The AIMS core facility is equipped with a variety of sample handling and automated sample preparation tools that allow the usage of controlled and reproducible protocols. Tissue samples are snap frozen at the site of collection or can be heat-treated to denature degradative enzymes. A Leica cryostat is available in the facility for cryo-sectioning of tissues at low temperatures without distorting molecular profiles. AIMS core staff closely collaborates with users to perform MALDI-imaging compatible cryo-sectioning in gelatin and other MALDI-compatible cryo-media in the facility. Protocols for MALDI imaging sample preparation of formalin-fixed, paraffin-embedded (FFPE) tissues are also well established, and are performed in the AIMS core facility.

Reproducible sample preparation is achieved by using the HTX M5 sprayer for accurate robotic spraying of enzymes for on-tissue digests, of derivatization agents for on-tissue derivatizations, and of matrices. Protocols for on-tissue digestions with trypsin and peptide N-glycosidase enzymes are available for proteomic and glycomic imaging investigations, respectively. Novel protocols for on-tissue derivatizations to detect amino acids and neurotransmitters are also available. AIMS core staff will perform all sample preparations as part of the MALDI imaging service provided. Customized development for novel sample preparation and MALDI imaging protocols is available in the AIMS core as well.

MALDI Imaging

MALDI is currently the most commonly employed approach for imaging mass spectrometry (IMS) of biological samples as the soft energies involved enable ionization of intact biological molecules. The AIMS core facility has realized an infrastructure dedicated to highly multiplexed high-throughput MALDI imaging with a Bruker Rapiflex MALDI TOF/TOF instrument. The Rapiflex instrument is currently one of the fastest available instruments for IMS, capable of imaging up to 50 pixels/second, offering high-throughput multiplexed MALDI imaging of up to 5,000 biomolecules at once at a spatial resolution of 20-micron pixel size or better. MALDI imaging covers an area of a regular microscopy slide of 75 mm by 25 mm.

The AIMS core offers targeted MALDI imaging of drugs, drug metabolites, imaging agents, contrast agents, or other agents, which is developed in close collaboration with the user to set up customized MALDI imaging protocols. We also offer discovery MALDI imaging of metabolites, lipids, peptides, intact proteins, tryptic peptides, and glycans. Tandem mass spectrometry (MS/MS) is also available in imaging or profiling mode, using collision induced dissociation (CID) for confirming molecular identifications through fragmentation directly from tissue sections.
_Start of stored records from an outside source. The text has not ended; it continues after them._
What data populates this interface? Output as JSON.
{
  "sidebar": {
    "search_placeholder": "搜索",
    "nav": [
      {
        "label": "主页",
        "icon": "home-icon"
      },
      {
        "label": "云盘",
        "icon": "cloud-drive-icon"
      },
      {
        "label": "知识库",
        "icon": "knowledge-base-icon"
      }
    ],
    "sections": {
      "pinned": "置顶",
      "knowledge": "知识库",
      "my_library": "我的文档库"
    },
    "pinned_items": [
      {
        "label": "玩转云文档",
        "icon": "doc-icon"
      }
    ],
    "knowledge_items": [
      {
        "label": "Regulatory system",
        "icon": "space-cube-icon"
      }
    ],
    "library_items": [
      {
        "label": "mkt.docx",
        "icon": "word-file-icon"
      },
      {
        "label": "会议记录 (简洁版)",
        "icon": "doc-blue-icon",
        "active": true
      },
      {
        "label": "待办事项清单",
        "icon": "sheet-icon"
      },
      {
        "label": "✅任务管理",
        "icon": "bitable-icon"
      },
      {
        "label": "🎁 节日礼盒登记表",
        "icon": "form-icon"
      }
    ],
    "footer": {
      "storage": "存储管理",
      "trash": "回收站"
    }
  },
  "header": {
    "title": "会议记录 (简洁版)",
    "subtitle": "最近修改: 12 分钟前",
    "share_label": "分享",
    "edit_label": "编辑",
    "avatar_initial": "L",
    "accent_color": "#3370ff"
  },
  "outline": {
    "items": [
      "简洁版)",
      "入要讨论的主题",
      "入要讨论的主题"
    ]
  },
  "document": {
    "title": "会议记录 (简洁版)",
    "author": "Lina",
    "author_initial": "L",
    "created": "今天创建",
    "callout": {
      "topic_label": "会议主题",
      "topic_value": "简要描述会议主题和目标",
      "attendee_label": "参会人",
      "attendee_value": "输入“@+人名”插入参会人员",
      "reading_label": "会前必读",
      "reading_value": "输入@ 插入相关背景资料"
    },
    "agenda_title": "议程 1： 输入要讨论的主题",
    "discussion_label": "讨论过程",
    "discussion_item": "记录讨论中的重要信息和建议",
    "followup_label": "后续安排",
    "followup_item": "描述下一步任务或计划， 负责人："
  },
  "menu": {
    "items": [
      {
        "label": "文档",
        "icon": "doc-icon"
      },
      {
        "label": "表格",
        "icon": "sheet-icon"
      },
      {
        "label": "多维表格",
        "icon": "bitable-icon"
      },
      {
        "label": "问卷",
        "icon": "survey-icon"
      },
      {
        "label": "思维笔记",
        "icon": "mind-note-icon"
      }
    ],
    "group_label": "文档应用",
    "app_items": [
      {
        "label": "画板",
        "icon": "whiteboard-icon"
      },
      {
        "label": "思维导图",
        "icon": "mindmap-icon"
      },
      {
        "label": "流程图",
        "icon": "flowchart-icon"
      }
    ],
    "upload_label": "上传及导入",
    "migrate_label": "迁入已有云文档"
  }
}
Following MALDI imaging, the MALDI matrix can be washed off, and histology or immunohistochemistry (IHC) staining can be performed on the same slide. Technical staff in the AIMS core performs standard histology and IHC protocols in close collaboration with users, followed by slide scanning for co-registered overlay with MALDI imaging data.
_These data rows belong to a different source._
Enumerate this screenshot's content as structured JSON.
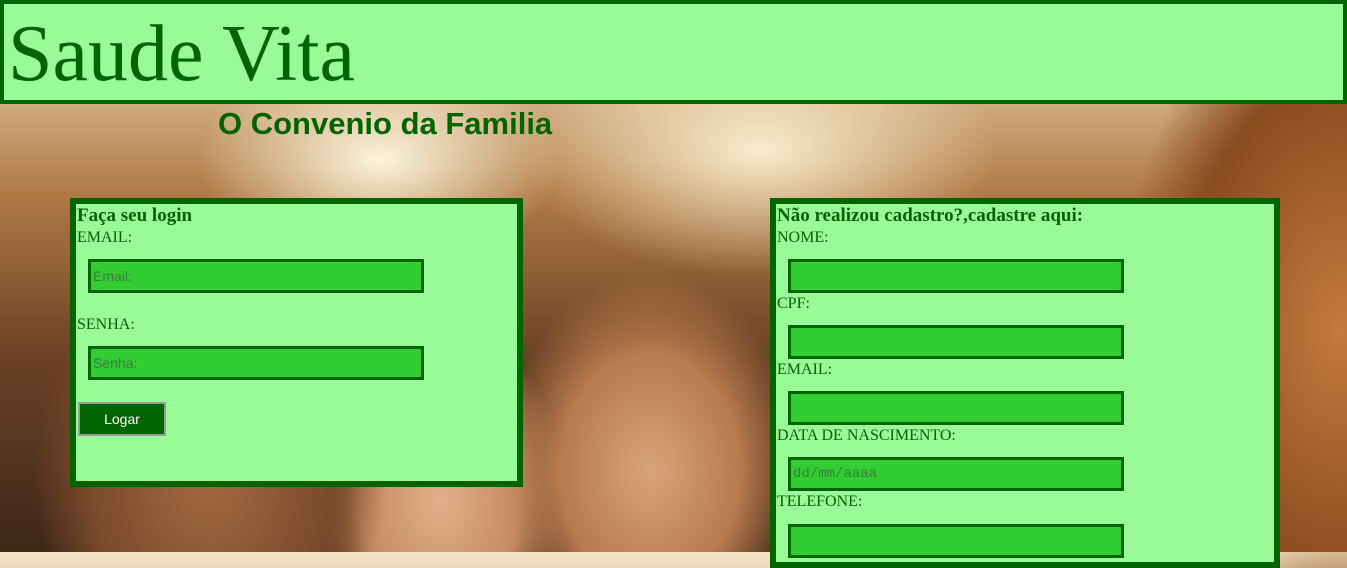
{
  "header": {
    "title": "Saude Vita"
  },
  "subtitle": "O Convenio da Familia",
  "colors": {
    "panel": "#98fb98",
    "border": "#006400",
    "input": "#32cd32"
  },
  "login": {
    "heading": "Faça seu login",
    "email_label": "EMAIL:",
    "email_placeholder": "Email:",
    "password_label": "SENHA:",
    "password_placeholder": "Senha:",
    "button_label": "Logar"
  },
  "register": {
    "heading": "Não realizou cadastro?,cadastre aqui:",
    "name_label": "NOME:",
    "cpf_label": "CPF:",
    "email_label": "EMAIL:",
    "birth_label": "DATA DE NASCIMENTO:",
    "birth_placeholder": "dd/mm/aaaa",
    "phone_label": "TELEFONE:"
  }
}
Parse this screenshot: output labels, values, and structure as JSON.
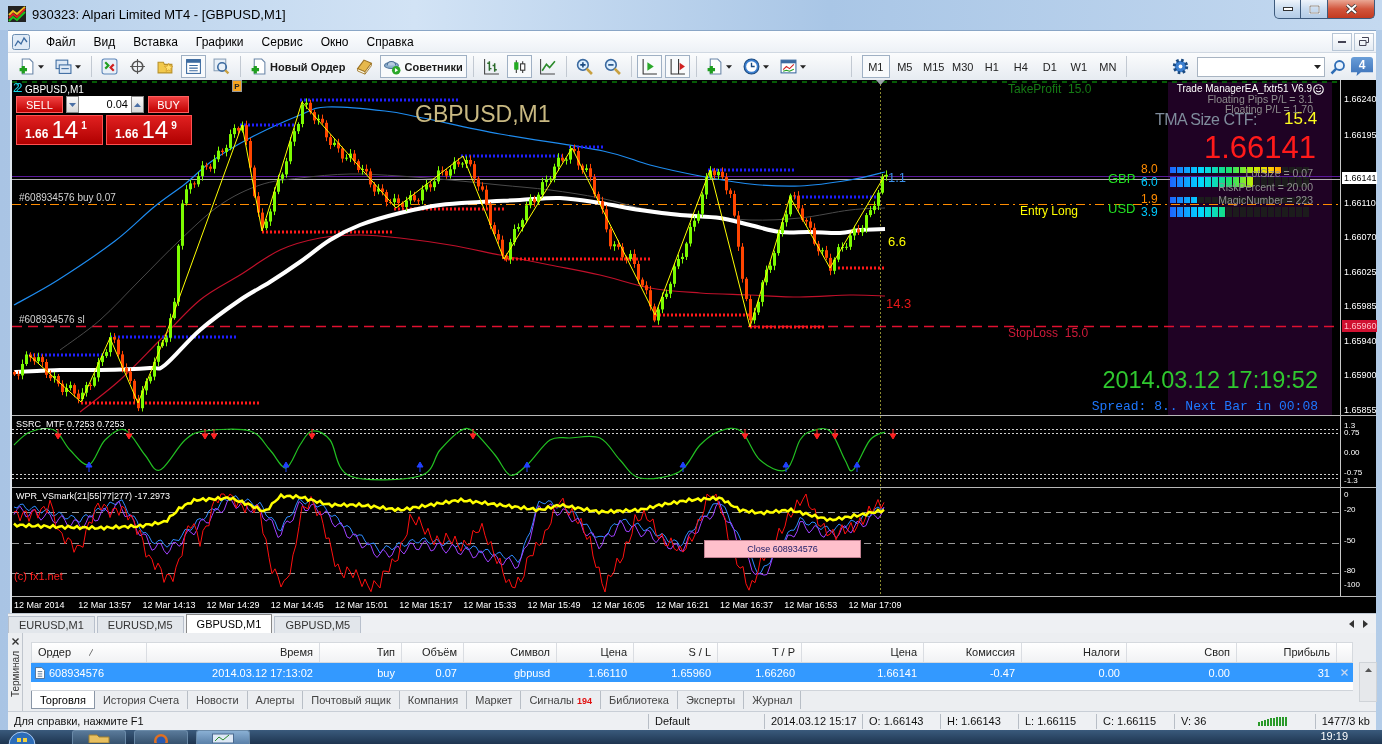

Data Analysis

MALDI imaging generates big data of up to 10 gigabytes per dataset. The AIMS core offers several data analysis solutions, including segmentation analysis, pathology-guided analysis, and statistical analysis with the dedicated MALDI imaging analysis software package SCiLS Lab Pro. A workstation with the Bruker MALDI imaging software FlexImaging and SCiLS Lab Pro software packages is available in the AIMS core for self-guided or assisted data analysis. The SCiLS Lab Pro software package is available in the AIMS core with three licenses with nine floating hardlock USBs. This subscription package enables extended capabilities for statistical analysis for multiple MALDI imaging data sets of virtually unlimited size.

Leadership

Dr. Kristine Glunde, AIMS Core Director

410-614-2705, kglunde@mri.jhu.edu

Location and hours of operation

Hours Location

Monday-Friday, 9am-5pm

1550 Orleans Street

Cancer Research Building II, Room LB03D/E

Baltimore, MD 21231

Links and Resources

Contacts

Name Role Phone Email Location
Kristine Glunde, Ph.D.
Director
 
410 614 7959 or 410 614 2705
 
kglunde1@jhmi.edu
 
Cancer Research Building II, Room LB03D/E